At Malheur Refuge in spring, summer and fall, cedar waxwings are commonly observed giving their high-pitched trilling calls, flocking from tree to tree in search of ripening fruit or sallying from perches to capture insects. With their subtly tinted plumage, rakish eye mask and crest, and often confiding nature, these gregarious birds are a welcome, if commonplace, wildlife sighting in Harney County.

But in winter, long after the cedar waxwings have departed south, the Refuge is occasionally host to another, less common waxwing, a wide-ranging species of North America and Eurasia: the Bohemian waxwing. Larger and deeper-voiced than cedar waxwings, with brown-accented plumage rather than yellow, Bohemian waxwings breed in the spruce-dominated northern forests of Canada, Alaska and across Eurasia. Large, garrulous flocks of this species are highly mobile in winter, roving constantly about for berries and other fruit.
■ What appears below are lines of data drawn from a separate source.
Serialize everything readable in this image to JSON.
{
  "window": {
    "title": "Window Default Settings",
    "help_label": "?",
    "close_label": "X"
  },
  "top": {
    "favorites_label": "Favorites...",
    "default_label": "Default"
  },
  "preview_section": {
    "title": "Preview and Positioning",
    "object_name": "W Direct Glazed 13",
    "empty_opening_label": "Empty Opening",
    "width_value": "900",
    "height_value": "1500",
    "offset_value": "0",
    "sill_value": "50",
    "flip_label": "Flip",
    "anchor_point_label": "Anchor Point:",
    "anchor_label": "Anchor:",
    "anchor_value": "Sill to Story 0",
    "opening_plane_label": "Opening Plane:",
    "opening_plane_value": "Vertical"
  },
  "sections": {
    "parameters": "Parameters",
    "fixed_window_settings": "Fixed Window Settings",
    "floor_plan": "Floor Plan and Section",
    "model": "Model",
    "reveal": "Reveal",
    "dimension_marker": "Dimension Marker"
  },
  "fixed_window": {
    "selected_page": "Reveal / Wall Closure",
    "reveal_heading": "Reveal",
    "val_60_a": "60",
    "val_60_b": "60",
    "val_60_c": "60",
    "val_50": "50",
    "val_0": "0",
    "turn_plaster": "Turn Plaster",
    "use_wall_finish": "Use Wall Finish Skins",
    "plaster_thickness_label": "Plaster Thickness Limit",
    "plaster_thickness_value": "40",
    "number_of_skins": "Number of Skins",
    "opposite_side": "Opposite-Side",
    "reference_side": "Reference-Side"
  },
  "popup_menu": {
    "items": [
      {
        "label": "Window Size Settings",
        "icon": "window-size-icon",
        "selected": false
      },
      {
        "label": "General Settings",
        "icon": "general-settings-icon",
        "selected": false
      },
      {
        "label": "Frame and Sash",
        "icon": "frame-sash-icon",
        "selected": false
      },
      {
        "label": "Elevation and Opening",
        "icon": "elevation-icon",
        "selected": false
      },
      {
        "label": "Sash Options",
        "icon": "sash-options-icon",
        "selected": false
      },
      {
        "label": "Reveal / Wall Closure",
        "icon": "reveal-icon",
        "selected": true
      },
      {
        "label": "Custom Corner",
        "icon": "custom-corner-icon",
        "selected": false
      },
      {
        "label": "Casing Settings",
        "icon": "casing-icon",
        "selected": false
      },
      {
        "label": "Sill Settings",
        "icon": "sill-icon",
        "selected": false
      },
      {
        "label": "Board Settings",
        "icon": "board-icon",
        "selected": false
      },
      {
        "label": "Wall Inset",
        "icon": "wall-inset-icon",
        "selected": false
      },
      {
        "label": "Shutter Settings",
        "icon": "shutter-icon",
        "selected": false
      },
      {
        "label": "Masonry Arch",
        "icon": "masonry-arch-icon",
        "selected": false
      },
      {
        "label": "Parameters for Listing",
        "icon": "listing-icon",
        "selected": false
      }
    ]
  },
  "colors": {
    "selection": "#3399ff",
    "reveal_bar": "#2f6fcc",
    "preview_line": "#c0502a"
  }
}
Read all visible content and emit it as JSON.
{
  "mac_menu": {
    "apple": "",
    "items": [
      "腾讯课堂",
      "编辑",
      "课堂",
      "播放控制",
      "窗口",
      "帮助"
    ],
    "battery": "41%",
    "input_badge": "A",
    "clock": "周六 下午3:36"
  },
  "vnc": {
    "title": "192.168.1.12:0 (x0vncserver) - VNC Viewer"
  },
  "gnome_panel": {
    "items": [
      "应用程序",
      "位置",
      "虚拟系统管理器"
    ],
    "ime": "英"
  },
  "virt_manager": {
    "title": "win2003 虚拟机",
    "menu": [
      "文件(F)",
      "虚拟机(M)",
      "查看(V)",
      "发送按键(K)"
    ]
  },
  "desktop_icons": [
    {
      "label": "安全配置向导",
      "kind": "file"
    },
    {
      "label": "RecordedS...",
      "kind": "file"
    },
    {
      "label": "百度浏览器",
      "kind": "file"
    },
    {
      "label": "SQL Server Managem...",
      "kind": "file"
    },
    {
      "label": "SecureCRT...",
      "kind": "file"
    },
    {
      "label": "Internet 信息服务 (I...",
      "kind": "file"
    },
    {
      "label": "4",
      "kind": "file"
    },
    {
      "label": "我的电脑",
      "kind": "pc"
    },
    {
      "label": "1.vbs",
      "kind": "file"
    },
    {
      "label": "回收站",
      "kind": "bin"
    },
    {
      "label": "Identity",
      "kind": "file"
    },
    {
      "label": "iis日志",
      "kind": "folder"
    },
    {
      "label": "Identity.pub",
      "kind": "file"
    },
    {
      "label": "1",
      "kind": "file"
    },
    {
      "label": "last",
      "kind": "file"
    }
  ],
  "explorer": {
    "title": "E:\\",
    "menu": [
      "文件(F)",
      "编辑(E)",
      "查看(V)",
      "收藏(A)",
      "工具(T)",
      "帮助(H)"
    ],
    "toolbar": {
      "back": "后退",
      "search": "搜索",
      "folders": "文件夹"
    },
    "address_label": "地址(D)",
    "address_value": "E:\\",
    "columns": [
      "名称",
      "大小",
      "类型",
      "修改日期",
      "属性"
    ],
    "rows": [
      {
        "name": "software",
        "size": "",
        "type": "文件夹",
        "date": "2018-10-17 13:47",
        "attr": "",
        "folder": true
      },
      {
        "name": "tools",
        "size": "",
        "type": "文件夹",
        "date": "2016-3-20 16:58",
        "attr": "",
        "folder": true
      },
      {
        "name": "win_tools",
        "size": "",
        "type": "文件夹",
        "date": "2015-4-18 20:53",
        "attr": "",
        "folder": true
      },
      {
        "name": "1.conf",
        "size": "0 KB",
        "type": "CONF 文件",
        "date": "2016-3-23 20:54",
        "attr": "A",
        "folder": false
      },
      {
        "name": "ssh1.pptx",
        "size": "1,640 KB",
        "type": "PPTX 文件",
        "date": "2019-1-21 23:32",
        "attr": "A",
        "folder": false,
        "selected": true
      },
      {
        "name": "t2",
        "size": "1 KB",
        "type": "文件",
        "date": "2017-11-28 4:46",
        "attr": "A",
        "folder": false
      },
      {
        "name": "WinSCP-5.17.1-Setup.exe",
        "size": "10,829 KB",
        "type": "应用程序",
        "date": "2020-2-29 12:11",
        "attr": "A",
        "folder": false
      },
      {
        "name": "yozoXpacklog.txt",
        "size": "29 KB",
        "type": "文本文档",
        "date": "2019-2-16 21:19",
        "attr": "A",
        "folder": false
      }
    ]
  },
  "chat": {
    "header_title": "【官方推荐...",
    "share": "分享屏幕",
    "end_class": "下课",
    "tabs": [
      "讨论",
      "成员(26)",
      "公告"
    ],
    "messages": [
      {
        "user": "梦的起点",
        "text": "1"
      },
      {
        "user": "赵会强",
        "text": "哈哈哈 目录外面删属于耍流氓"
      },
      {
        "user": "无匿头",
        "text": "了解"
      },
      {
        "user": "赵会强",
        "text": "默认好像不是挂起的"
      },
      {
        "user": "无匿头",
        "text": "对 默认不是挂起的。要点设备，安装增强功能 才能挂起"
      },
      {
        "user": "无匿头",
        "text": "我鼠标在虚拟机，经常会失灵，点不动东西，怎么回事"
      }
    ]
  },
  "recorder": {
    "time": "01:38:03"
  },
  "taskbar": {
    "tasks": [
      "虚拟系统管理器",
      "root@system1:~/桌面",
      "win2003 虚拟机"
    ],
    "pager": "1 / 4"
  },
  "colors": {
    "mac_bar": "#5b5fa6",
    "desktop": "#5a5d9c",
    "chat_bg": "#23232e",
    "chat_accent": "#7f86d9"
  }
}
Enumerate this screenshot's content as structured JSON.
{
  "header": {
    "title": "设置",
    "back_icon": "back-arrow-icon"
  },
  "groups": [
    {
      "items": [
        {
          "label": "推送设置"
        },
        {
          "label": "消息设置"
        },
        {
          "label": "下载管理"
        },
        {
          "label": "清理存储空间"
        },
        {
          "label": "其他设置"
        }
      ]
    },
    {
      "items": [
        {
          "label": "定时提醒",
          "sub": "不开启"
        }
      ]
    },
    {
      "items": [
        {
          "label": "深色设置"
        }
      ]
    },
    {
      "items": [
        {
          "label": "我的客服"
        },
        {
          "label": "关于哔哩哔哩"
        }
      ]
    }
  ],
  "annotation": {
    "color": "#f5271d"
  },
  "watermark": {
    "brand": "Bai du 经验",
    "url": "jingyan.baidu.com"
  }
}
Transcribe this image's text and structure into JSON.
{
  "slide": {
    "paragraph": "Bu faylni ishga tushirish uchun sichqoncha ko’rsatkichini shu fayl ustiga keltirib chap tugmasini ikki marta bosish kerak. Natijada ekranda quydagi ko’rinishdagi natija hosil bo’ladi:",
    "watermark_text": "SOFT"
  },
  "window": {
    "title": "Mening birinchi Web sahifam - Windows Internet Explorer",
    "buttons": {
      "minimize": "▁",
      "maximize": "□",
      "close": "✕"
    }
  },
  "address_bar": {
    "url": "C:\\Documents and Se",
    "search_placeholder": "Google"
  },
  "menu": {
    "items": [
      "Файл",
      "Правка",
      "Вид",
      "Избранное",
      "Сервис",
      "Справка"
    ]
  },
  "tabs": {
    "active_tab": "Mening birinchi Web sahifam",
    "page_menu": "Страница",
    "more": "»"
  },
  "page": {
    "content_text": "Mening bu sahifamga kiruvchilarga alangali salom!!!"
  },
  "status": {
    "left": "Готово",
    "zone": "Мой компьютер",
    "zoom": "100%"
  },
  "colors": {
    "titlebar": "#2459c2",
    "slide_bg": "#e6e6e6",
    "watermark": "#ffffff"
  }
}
This itinerant, free-wheeling behavior gives these birds their “bohemian” moniker.  

The other part of their name refers to the fact that both cedar and Bohemian waxwings sport distinctive red-to-orange waxy tips on the ends of their secondary flight feathers. These tips, which are the flattened ends of feather shafts pigmented by the carotenoid astaxanthin, only occur on adult birds two to three years in age. While their purpose isn’t fully clear, it’s estimated that the waxy tips signal age, maturity and social status to other waxwings in a flock.

During this year’s Harney County Christmas Bird Counts, participants found 11 Bohemian waxwings busily feeding on berries despite below-zero temperatures and dense fog. These birds are adapted to metabolize the ethanol occurring naturally in fermented fruit, but occasionally they will overindulge and become intoxicated or even die from alcohol poisoning!